    3 June 2016 at 12:31 pm - Reply

    I think there is another explanation for the geographical clustering. At least in my state (which has capital punishment) the sentences are clustered (almost exclusively) in the two most populous counties. The reason for this is not so much that the most heinous crimes occur in these two counties, it is the fact that these two counties have the greatest amount of resources.

    Capital prosecution is ruinously expensive for a county with a smaller budget. Our local prosecutor almost never asks for the death penalty, because she can try 5 or 6 non-capital murder cases with the same amount of resources.

    • Richard G. Kopf
      3 June 2016 at 3:29 pm - Reply


      Your comment is important. In one small county in Nebraska, a particularly awful series of related murders (involving skinning a man alive and beating a child to death), was so costly the County seriously considered taking bankruptcy under Chapter 9.

      All the best.


      • tmm
        4 June 2016 at 6:45 pm - Reply

        In my state, if a rural county is in financial distress, the State will pick up half of the expense. The real resource problem, however, is the size of the prosecutor’s office. A rural county may have two attorneys in the office. The public defender system will assign two attorneys to a capital defendant(along with investigators, a mitigation expert, etc.) who may have a total of six active cases. Simply put, the rural prosecutor lacks the staff to devote the type of substantial resources it takes to try a capital case. If the case really, really merits the death penalty, the rural prosecutor can ask for help from the Attorney General’s Office, but the simplest solution for the rural county is to waive death in exchange for a plea to the capital offense.

  • Richard G. Kopf
    3 June 2016 at 3:43 pm - Reply


    Another incisive post. Thank you.

    I have a lot of respect for Justice Breyer. Among all the Justices, his writing is normally understandable by common folk, especially those like me.

    That said, the Court would be batshit crazy to take on the death penalty again. In the not too distant future, the cost of the death penalty will cause most states to eschew the penalty. See Bob’s comment below as an example.

    As I keep on harping, the Court, and particularly “living constitutionalists” like Justice Breyer, should remember the passive virtues articulated by Alexander Bickel all those many years ago. This is especially true if the institutional integrity of the Court is to be restored and then preserved.

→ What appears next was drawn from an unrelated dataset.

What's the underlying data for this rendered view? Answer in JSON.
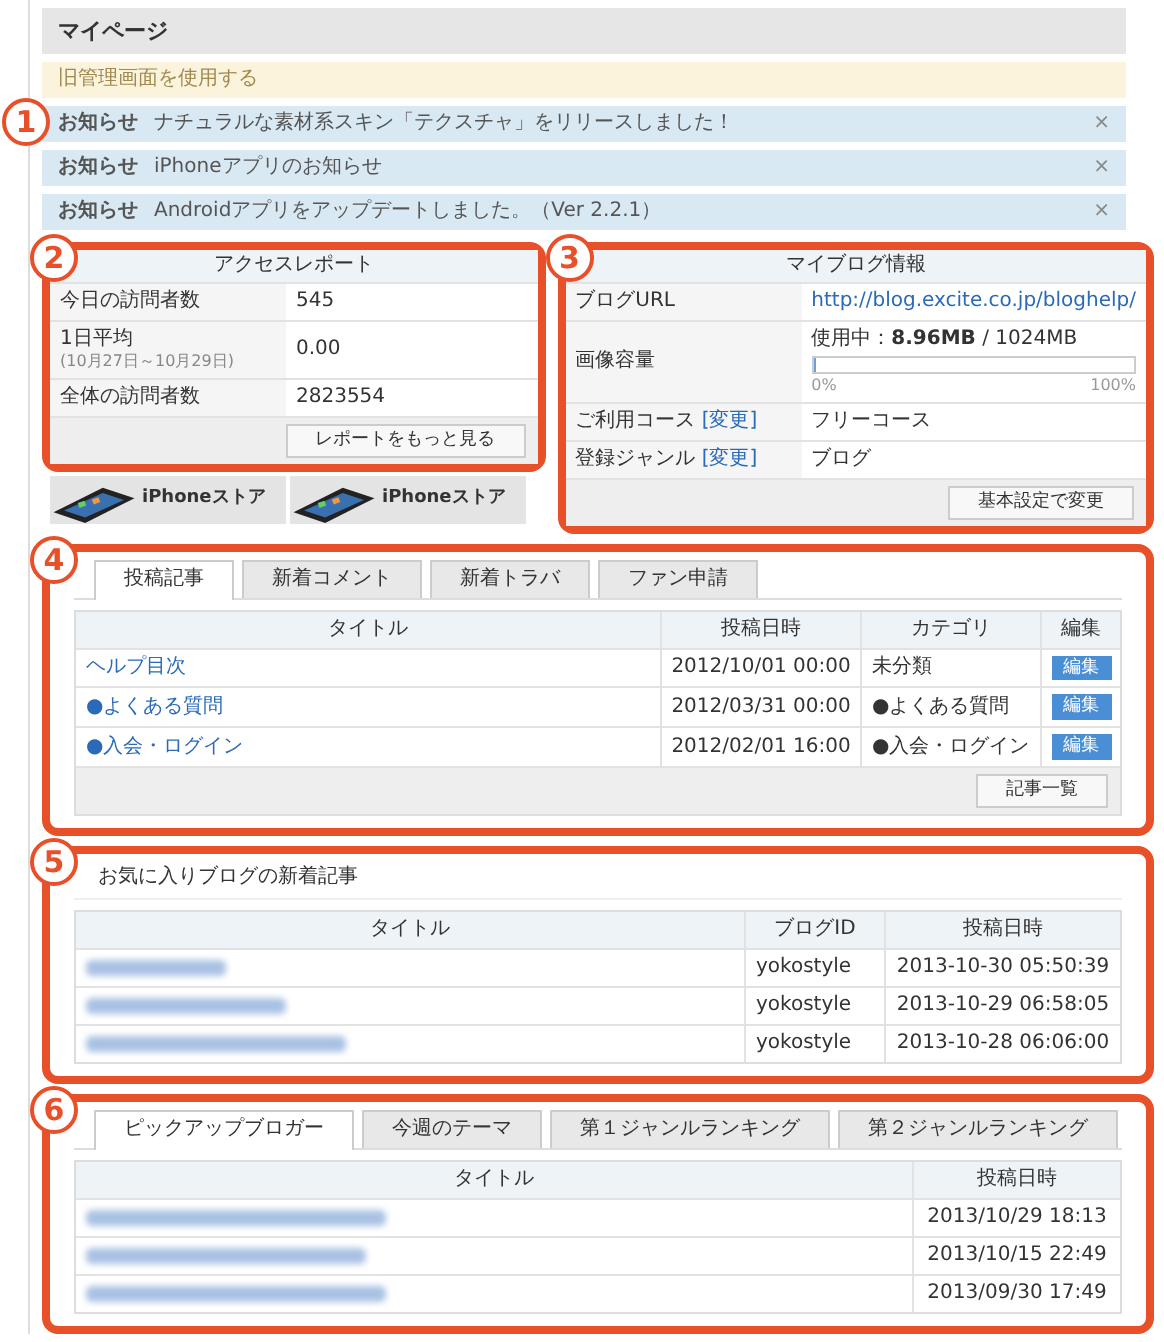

    The Court should never pull the trigger to shoot down the wishes of the electorate unless it is absolutely necessary. If the Court stays out of it, the death penalty will die of natural causes ’cause most common folks will remember the value of frugality.

    All the best.

    Rich Kopf

  • stevelaudig
    26 June 2016 at 7:55 pm - Reply

    Geography? Only as it encapulates a demography.

  • Not Enough Info To Be alarmed About Geographic Sentencing Disparities
    6 September 2016 at 9:16 am - Reply

    […] concern over geographic disparities in sentencing has diffused out of the academy and then into Supreme Court opinions, first as a way to further narrow the death penalty. But here it was transmuted into a generalized […]